—From "Present: An Interview with Marie Howe"
In order to find relevance in the world, we must ask what we are seeking from it. Field Notes pursues change inside and out. We do not want to bore the world with articles that appease the sensibilities of other writers. We want to challenge the systems and structures around us. We want to mold the world of writing and make it more democratic.
For many poets, the act of writing is about the loss of control. An author hopes that those interior ticks responsible for their art will be unleashed on the page and past the urge to tame it. Uninterrupted art is a difficult thing to achieve.
MFA so white they say “I love him” when you talk about Toni Morrison. MFA so white they think AAVE is an acronym for an artisan beer. MFA so white they think code switching is a Call of Duty move.

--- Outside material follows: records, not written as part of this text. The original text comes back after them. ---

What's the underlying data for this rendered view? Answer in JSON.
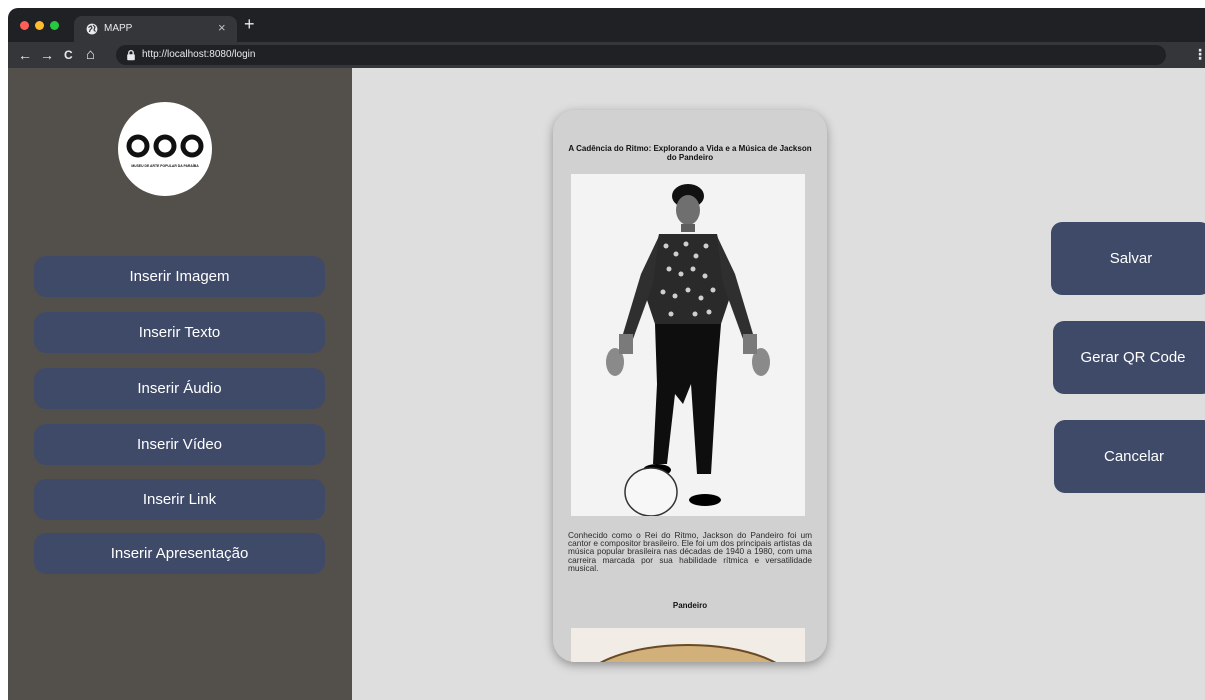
{
  "browser": {
    "tab_title": "MAPP",
    "tab_close": "×",
    "new_tab": "+",
    "url": "http://localhost:8080/login",
    "nav": {
      "back": "←",
      "forward": "→",
      "reload": "C",
      "home": "⌂",
      "menu": "⋮"
    },
    "traffic_colors": [
      "#ff5f57",
      "#febc2e",
      "#28c840"
    ]
  },
  "sidebar": {
    "logo_caption": "MUSEU DE ARTE POPULAR DA PARAÍBA",
    "buttons": [
      "Inserir Imagem",
      "Inserir Texto",
      "Inserir Áudio",
      "Inserir Vídeo",
      "Inserir Link",
      "Inserir Apresentação"
    ]
  },
  "preview": {
    "title": "A Cadência do Ritmo: Explorando a Vida e a Música de Jackson do Pandeiro",
    "description": "Conhecido como o Rei do Ritmo, Jackson do Pandeiro foi um cantor e compositor brasileiro. Ele foi um dos principais artistas da música popular brasileira nas décadas de 1940 a 1980, com uma carreira marcada por sua habilidade rítmica e versatilidade musical.",
    "caption": "Pandeiro"
  },
  "actions": {
    "save": "Salvar",
    "qr": "Gerar QR Code",
    "cancel": "Cancelar"
  },
  "colors": {
    "sidebar_bg": "#534f4b",
    "button_bg": "#3f4a69",
    "canvas_bg": "#dedede",
    "phone_bg": "#d1d1d1"
  }
}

MFA so white that you are the only black student in a program of sixty; you think there may be a black faculty member, because someone mentioned it once in passing, but you’ve never actually seen them and are still unsure.
Not Hearing the Wood Thrush attempts to account for everything we cannot see beyond our brief lives. It doesn’t answer each question it asks, nor should it, but instead sends those questions like radio waves into spaces made familiar by memory, then made mystical and strange through the loss that lives there.
I think that we have to go forward and say, “I’m not going to wait for patriarchal structures to catch up to women poets.” We just have to go forward, and if they are not going to read us in the way that we deserve to be read, then it’s not worth our time in arguing.
On the kitchen wall some faux-antique signs (about what family stands for, about what
home means) that’ve had time beaten into them with socks full of nails.